*WHAT IS BEING ASKED*
Which lines below contain "Dashboard"? Copy every one of them.

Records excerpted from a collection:
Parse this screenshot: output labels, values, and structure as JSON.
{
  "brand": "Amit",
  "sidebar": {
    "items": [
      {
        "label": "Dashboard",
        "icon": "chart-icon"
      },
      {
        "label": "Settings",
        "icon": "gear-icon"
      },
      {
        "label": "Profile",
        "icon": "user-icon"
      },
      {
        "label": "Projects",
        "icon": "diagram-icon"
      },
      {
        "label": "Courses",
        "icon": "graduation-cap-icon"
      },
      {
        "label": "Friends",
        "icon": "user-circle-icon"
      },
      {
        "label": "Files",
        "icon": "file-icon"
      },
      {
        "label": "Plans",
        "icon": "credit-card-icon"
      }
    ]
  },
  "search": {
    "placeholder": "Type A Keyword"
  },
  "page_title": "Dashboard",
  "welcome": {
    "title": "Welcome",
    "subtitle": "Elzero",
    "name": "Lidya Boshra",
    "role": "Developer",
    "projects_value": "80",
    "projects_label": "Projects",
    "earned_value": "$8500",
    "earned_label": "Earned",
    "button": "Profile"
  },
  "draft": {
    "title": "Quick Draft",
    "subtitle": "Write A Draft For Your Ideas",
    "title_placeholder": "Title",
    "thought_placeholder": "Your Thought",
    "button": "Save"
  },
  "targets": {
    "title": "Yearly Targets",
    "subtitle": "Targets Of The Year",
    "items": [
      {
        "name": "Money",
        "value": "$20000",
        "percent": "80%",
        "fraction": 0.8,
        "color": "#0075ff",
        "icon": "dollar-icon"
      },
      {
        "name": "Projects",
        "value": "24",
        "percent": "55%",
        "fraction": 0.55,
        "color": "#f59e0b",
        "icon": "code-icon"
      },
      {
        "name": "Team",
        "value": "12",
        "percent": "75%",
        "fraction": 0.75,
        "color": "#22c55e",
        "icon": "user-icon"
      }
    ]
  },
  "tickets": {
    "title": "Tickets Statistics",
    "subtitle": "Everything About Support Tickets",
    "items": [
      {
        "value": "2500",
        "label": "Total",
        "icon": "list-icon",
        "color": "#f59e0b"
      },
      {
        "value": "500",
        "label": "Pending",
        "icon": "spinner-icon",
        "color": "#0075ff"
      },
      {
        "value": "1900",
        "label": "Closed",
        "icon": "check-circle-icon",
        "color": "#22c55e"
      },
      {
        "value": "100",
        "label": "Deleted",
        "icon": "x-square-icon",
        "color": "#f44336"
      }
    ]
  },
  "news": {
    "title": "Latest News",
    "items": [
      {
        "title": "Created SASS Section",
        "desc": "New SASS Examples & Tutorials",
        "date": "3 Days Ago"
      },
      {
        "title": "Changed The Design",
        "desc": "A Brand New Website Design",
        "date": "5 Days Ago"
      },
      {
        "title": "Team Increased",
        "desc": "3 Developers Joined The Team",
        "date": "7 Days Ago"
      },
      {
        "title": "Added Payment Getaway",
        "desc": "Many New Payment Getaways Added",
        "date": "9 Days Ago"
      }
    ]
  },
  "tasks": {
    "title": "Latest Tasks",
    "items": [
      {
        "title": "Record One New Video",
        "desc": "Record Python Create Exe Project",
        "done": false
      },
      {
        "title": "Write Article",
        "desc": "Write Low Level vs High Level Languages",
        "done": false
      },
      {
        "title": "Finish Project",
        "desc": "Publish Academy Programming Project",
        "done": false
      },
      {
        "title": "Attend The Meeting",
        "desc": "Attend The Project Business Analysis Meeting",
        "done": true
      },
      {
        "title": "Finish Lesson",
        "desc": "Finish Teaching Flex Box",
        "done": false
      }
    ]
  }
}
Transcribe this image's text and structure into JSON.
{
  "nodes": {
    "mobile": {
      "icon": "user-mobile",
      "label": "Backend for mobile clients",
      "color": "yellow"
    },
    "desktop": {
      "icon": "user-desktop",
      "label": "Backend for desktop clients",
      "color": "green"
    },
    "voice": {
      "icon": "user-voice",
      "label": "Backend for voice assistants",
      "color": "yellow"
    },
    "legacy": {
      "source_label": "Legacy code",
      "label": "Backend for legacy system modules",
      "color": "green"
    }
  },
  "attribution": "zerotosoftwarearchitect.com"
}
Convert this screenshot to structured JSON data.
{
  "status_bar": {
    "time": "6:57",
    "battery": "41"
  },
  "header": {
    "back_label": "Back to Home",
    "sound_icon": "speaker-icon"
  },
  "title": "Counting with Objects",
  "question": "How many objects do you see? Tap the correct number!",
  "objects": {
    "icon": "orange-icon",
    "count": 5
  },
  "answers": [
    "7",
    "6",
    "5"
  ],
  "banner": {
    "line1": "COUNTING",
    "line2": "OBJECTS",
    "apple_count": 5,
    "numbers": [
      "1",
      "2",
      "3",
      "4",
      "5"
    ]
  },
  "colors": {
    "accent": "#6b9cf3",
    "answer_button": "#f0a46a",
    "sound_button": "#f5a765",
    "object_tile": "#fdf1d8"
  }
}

*FINISHED TASK*
        "label": "Dashboard",
  "page_title": "Dashboard",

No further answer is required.